Not all battles were fought as set-piece actions by well-matched forces on selected terrain. War has a habit of being unpredictable. Occasionally a general might find himself with poor intelligence, in hostile territory, strung out in line of march, hoping to avoid walking into an ambush. Likewise, a defender whose forces were widely dispersed may be caught unawares by the rapid approach of an aggressive enemy and forced to fight a delaying action to buy time. This scenario explores both possibilities.
This quasi-historical scenario is set in northern Britain circa 79 AD. The rebellion of Boudicca and her Iceni in the south has long since been suppressed, but the Brigantes, heretofore Roman allies, have become restless. A new generation of leaders have seized power and are anxious to test Roman authority. Petilius Cerealis has been sent north with Legio IX Hispana and auxiliaries to suppress the Brigantes and, in the process, bring northern Britain under direct Roman control. Cerealis has pushed past the Humber River deep into Brigante territory, quickly striking for their capital at Stanwick. It lies just a day away, but time is of the essence since Cerealis hopes to seize the Brigante stronghold before Venutius can fully muster its defense.

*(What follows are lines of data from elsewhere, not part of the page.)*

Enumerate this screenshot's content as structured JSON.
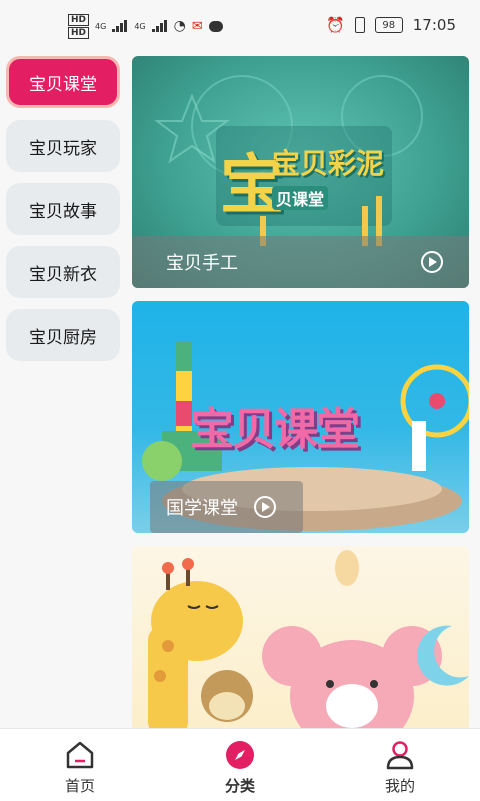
{
  "status_bar": {
    "time": "17:05",
    "battery": "98",
    "net1": "4G",
    "net2": "4G",
    "hd": "HD"
  },
  "sidebar": {
    "items": [
      {
        "label": "宝贝课堂"
      },
      {
        "label": "宝贝玩家"
      },
      {
        "label": "宝贝故事"
      },
      {
        "label": "宝贝新衣"
      },
      {
        "label": "宝贝厨房"
      }
    ]
  },
  "cards": [
    {
      "title": "宝贝手工",
      "art_text": "宝",
      "art_text2": "宝贝彩泥",
      "art_text3": "贝课堂"
    },
    {
      "title": "国学课堂",
      "art_text": "宝贝课堂"
    },
    {
      "title": ""
    }
  ],
  "bottom_nav": {
    "tabs": [
      {
        "label": "首页"
      },
      {
        "label": "分类"
      },
      {
        "label": "我的"
      }
    ]
  },
  "colors": {
    "accent": "#e41e63"
  }
}
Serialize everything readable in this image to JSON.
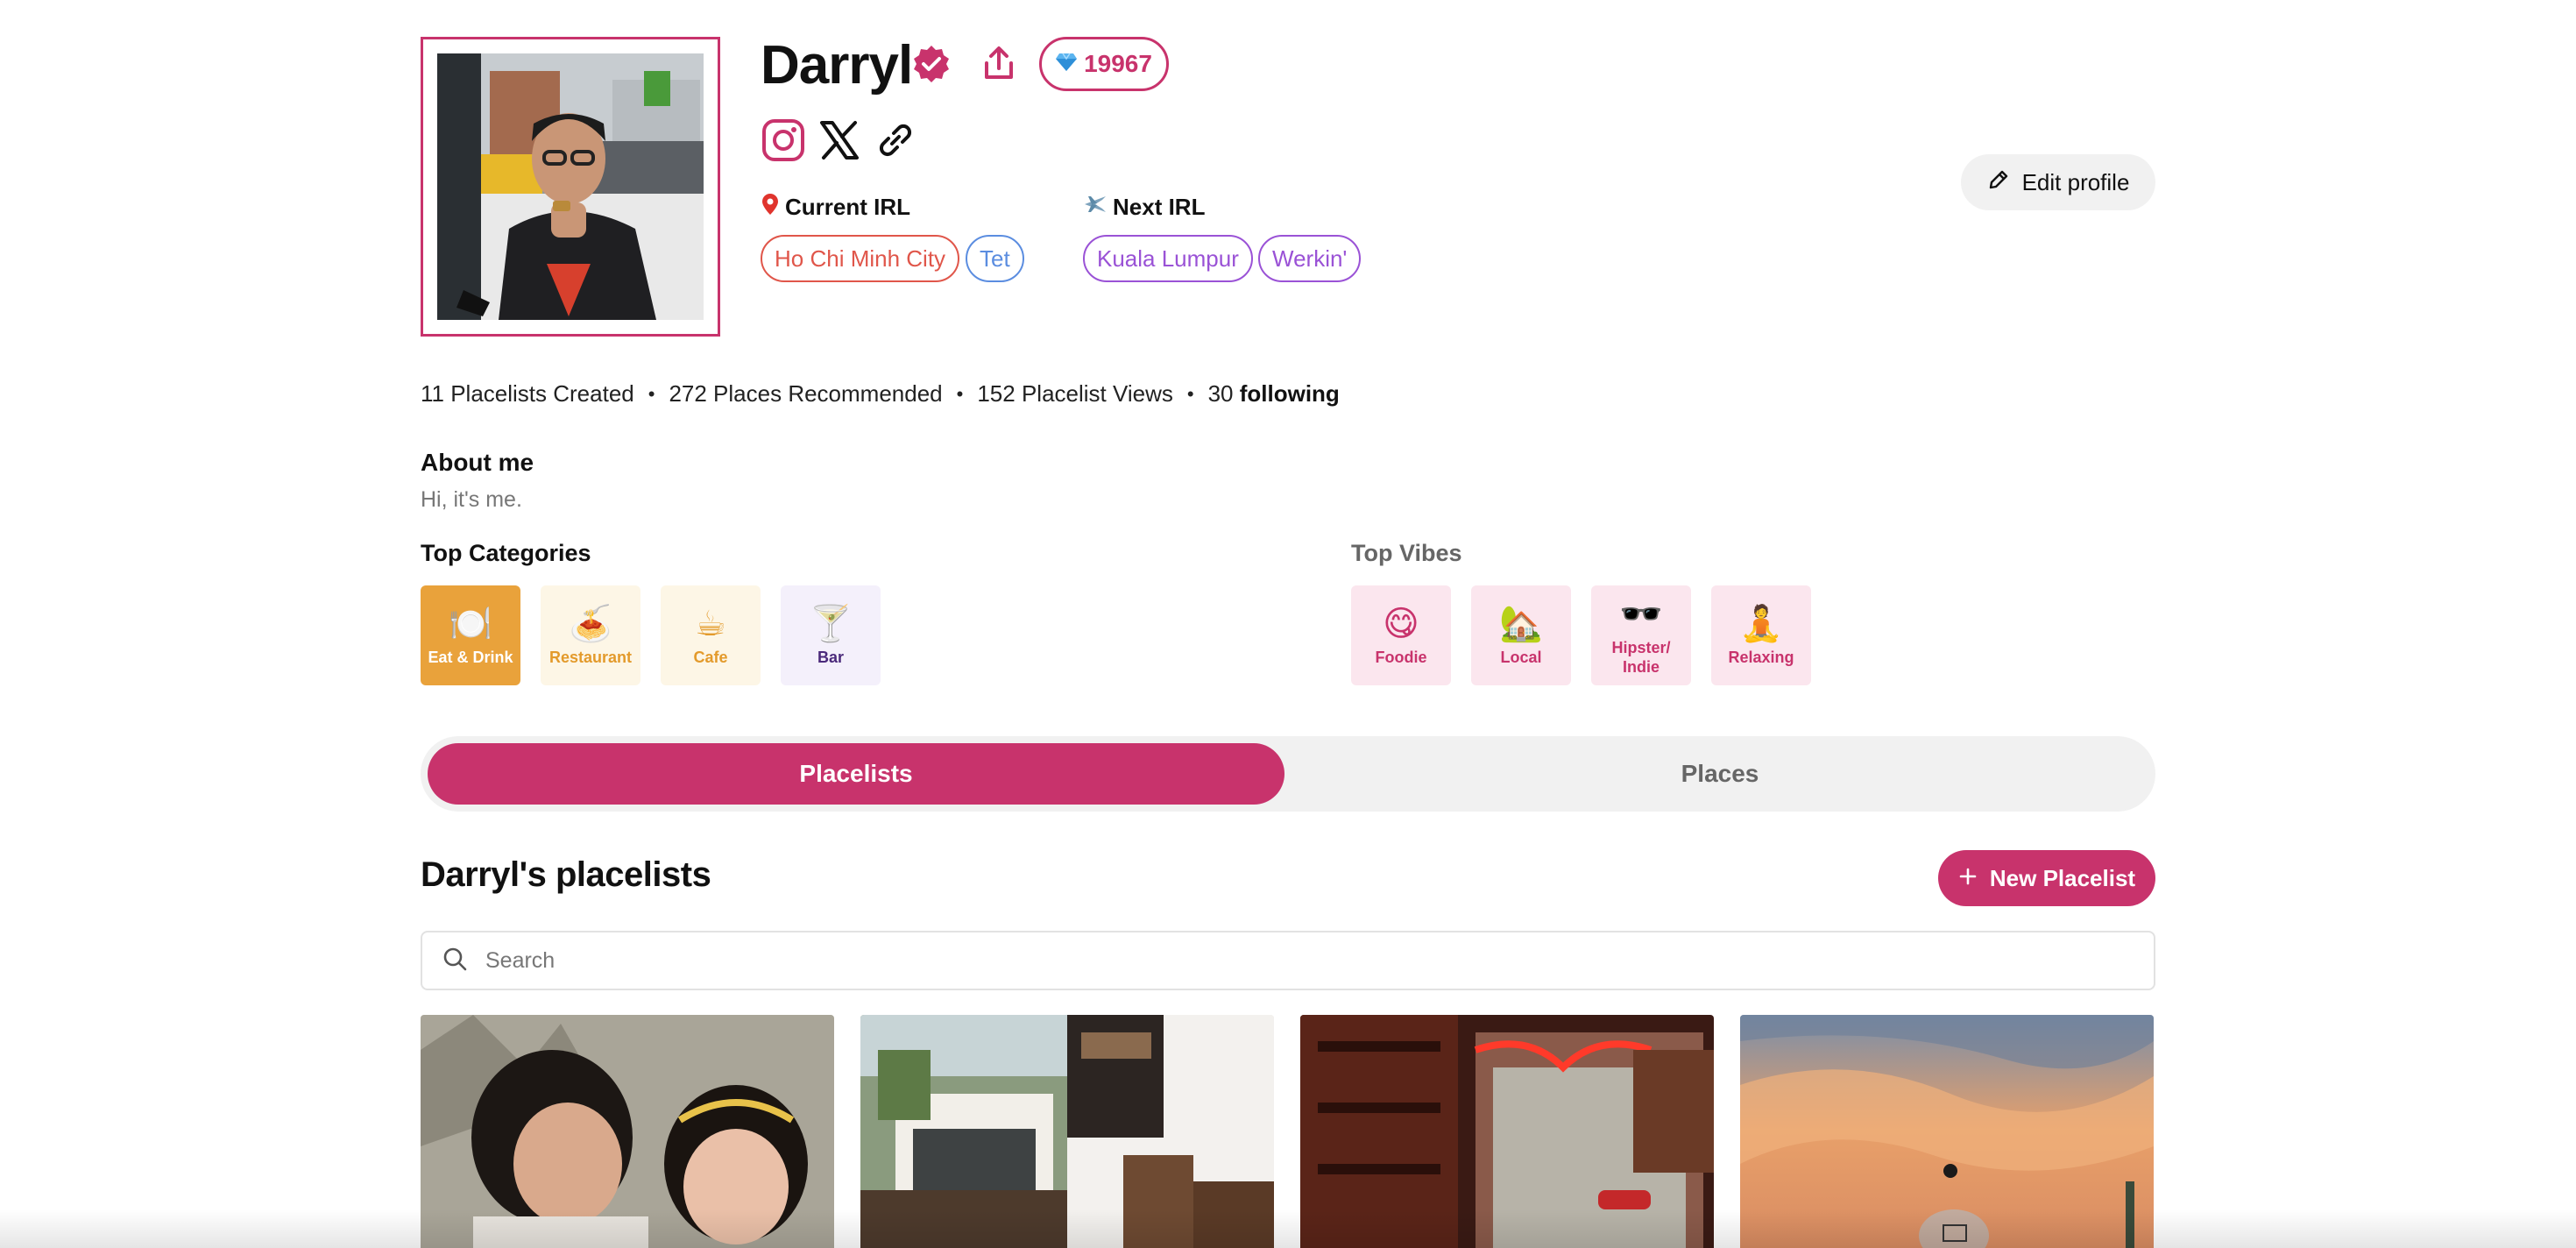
{
  "profile": {
    "name": "Darryl",
    "gems": "19967",
    "gem_icon": "gem-icon"
  },
  "colors": {
    "accent": "#c8336c",
    "current_irl_pill": "#e0564a",
    "tet_pill": "#5b8de0",
    "next_irl_pill": "#9a52d6"
  },
  "irl": {
    "current_label": "Current IRL",
    "current_tags": [
      "Ho Chi Minh City",
      "Tet"
    ],
    "next_label": "Next IRL",
    "next_tags": [
      "Kuala Lumpur",
      "Werkin'"
    ]
  },
  "actions": {
    "edit_profile": "Edit profile",
    "new_placelist": "New Placelist"
  },
  "stats": {
    "placelists": "11 Placelists Created",
    "places": "272 Places Recommended",
    "views": "152 Placelist Views",
    "following_count": "30",
    "following_label": "following"
  },
  "about": {
    "heading": "About me",
    "text": "Hi, it's me."
  },
  "top_categories": {
    "heading": "Top Categories",
    "items": [
      {
        "label": "Eat & Drink",
        "emoji": "🍽️",
        "active": true
      },
      {
        "label": "Restaurant",
        "emoji": "🍝",
        "active": false
      },
      {
        "label": "Cafe",
        "emoji": "☕",
        "active": false
      },
      {
        "label": "Bar",
        "emoji": "🍸",
        "active": false
      }
    ]
  },
  "top_vibes": {
    "heading": "Top Vibes",
    "items": [
      {
        "label": "Foodie",
        "emoji": "😋"
      },
      {
        "label": "Local",
        "emoji": "🏡"
      },
      {
        "label": "Hipster/ Indie",
        "emoji": "🕶️"
      },
      {
        "label": "Relaxing",
        "emoji": "🧘"
      }
    ]
  },
  "tabs": [
    {
      "label": "Placelists",
      "active": true
    },
    {
      "label": "Places",
      "active": false
    }
  ],
  "placelists": {
    "heading": "Darryl's placelists",
    "search_placeholder": "Search"
  }
}
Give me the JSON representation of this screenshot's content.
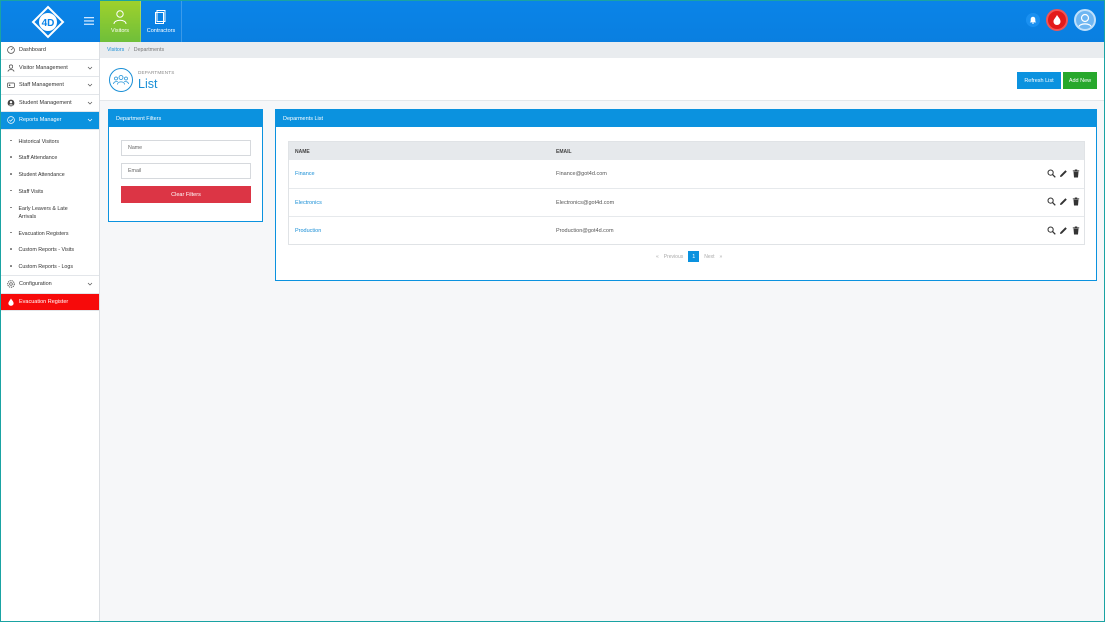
{
  "topnav": {
    "items": [
      {
        "label": "Visitors",
        "icon": "visitor-icon",
        "active": true
      },
      {
        "label": "Contractors",
        "icon": "contractor-icon",
        "active": false
      }
    ]
  },
  "sidebar": {
    "items": [
      {
        "label": "Dashboard",
        "icon": "dashboard-icon"
      },
      {
        "label": "Visitor Management",
        "icon": "visitor-management-icon"
      },
      {
        "label": "Staff Management",
        "icon": "staff-management-icon"
      },
      {
        "label": "Student Management",
        "icon": "student-management-icon"
      },
      {
        "label": "Reports Manager",
        "icon": "reports-icon"
      },
      {
        "label": "Configuration",
        "icon": "gear-icon"
      },
      {
        "label": "Evacuation Register",
        "icon": "evacuation-icon"
      }
    ],
    "reports_sub": [
      "Historical Visitors",
      "Staff Attendance",
      "Student Attendance",
      "Staff Visits",
      "Early Leavers & Late Arrivals",
      "Evacuation Registers",
      "Custom Reports - Visits",
      "Custom Reports - Logs"
    ]
  },
  "breadcrumb": {
    "root": "Visitors",
    "sep": "/",
    "current": "Departments"
  },
  "header": {
    "subtitle": "DEPARTMENTS",
    "title": "List",
    "refresh_label": "Refresh List",
    "add_label": "Add New"
  },
  "filters": {
    "title": "Department Filters",
    "name_placeholder": "Name",
    "email_placeholder": "Email",
    "clear_label": "Clear Filters"
  },
  "list": {
    "title": "Deparments List",
    "columns": {
      "name": "NAME",
      "email": "EMAIL"
    },
    "rows": [
      {
        "name": "Finance",
        "email": "Finance@got4d.com"
      },
      {
        "name": "Electronics",
        "email": "Electronics@got4d.com"
      },
      {
        "name": "Production",
        "email": "Production@got4d.com"
      }
    ]
  },
  "pager": {
    "prev": "Previous",
    "current": "1",
    "next": "Next",
    "prev_arrow": "«",
    "next_arrow": "»"
  },
  "colors": {
    "primary": "#0b92df",
    "success": "#27a82c",
    "danger": "#dc3545",
    "evac": "#f70a0a"
  }
}
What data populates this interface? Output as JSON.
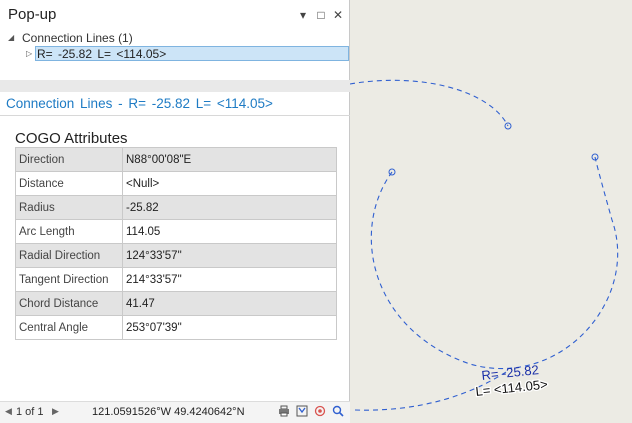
{
  "popup": {
    "title": "Pop-up",
    "controls": {
      "menu": "▾",
      "maximize": "□",
      "close": "✕"
    },
    "tree": {
      "group_label": "Connection Lines (1)",
      "group_arrow": "◢",
      "item_arrow": "▷",
      "item_label": "R= -25.82   L= <114.05>"
    },
    "feature_title": "Connection Lines - R= -25.82   L= <114.05>",
    "section_title": "COGO Attributes",
    "attributes": [
      {
        "key": "Direction",
        "value": "N88°00'08\"E"
      },
      {
        "key": "Distance",
        "value": "<Null>"
      },
      {
        "key": "Radius",
        "value": "-25.82"
      },
      {
        "key": "Arc Length",
        "value": "114.05"
      },
      {
        "key": "Radial Direction",
        "value": "124°33'57\""
      },
      {
        "key": "Tangent Direction",
        "value": "214°33'57\""
      },
      {
        "key": "Chord Distance",
        "value": "41.47"
      },
      {
        "key": "Central Angle",
        "value": "253°07'39\""
      }
    ],
    "status": {
      "prev": "◀",
      "next": "▶",
      "count": "1 of 1",
      "coordinates": "121.0591526°W 49.4240642°N",
      "icons": [
        "printer-icon",
        "zoom-to-icon",
        "flash-icon",
        "pan-to-icon"
      ]
    }
  },
  "map": {
    "arc_label_radius": "R= -25.82",
    "arc_label_length": "L= <114.05>",
    "colors": {
      "arc": "#2f5fd0",
      "background": "#ecebe4",
      "label_r": "#1a2fa8",
      "label_l": "#111111"
    }
  }
}
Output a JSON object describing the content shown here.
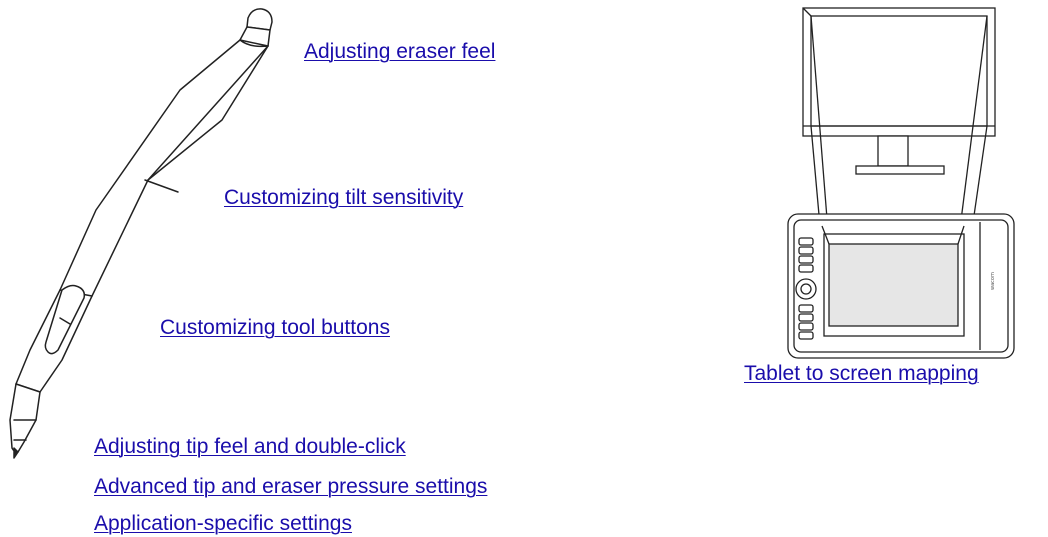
{
  "link_color": "#1a0dab",
  "links": {
    "eraser_feel": "Adjusting eraser feel",
    "tilt_sensitivity": "Customizing tilt sensitivity",
    "tool_buttons": "Customizing tool buttons",
    "tip_feel": "Adjusting tip feel and double-click",
    "advanced_pressure": "Advanced tip and eraser pressure settings",
    "app_specific": "Application-specific settings",
    "tablet_mapping": "Tablet to screen mapping"
  },
  "tablet_logo_text": "wacom"
}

Venutius is cast in the role of the defender and deploys as follows. First Venutius secretly notes whether this scenario will be fought as an delaying action or as an ambush action. Each type of action has different victory conditions, which are described below. This choice is not revealed to the Roman player until either the Brigante or Roman victory conditions are achieved. Obviously, an honorable Brigante is required.
If the delaying action scenario is selected, Venutius then deploys six elements of his choice (from the Ancient British DBA army list) on the board anywhere within six inches of the north edge. No camp is placed.
If the ambush scenario is selected, Venutius deploys six elements of his choice (from the Ancient British DBA army list) on the board anywhere within six inches of the north edge. He then secretly records the location of the remaining six elements, which are deemed concealed in ambush in the available terrain as follows:
Once Venutius has completed his dispositions, the army of the Roman Cerealis enters the game board at the road end with his forces in a group column in whatever element order is preferred, including a baggage train element in lieu of a Roman camp. The rear element of the column should be touching the Roman baseline, with the head of the column extending forward along the road as far as necessary to accomodate all the elements. Two elements of Roman light horse, cavalry and/or psiloi may be deployed independently of the column but within six inches of the baseline as "scouts."
Ancient British Baseline (North)
Dark green represents woods. Light brown is a hill with gentle slopes, which can convey defense advantage. The dark brown road winds from the south to north edges of the board. The balance of the board is clear good going.
Use the variant rule for ambushes if playing the ambush scenario.
Roman elements which exit the north board edge are not count as lost and may not reenter the game board or attack the Brigante rear. It is presumed they are advancing onward to Stanwick.
The victory condictions depend on the scenario selected by the Brigante player:
It is hoped that this scenario will put the Roman player on the horns of a dilemma. Time is clearly of the essence. You have only a day to reach Stanwick before your foe can muster a full defense. Is this just a small blocking force that can be quickly brushed out of the way? Or are you walking into an ambush? Only your opponent knows for sure.
While set in a quasi-historical setting involving Ancient British and Early Imperial Roman armies, this scenario can be used between any well-matched set of armies with only minor adjustments.
I'm anxious to hear how this scenario plays and whether you have any comments or suggestions for improvements. Drop me a note at IamFanaticus@gmail.com.
Last Updated: April 6, 2003
My thanks to Jason Ehlers whose suggestion prompted this scenario. Questions, comments, and feedback are welcome. Sent them to my attention at IamFanaticus@gmail.com.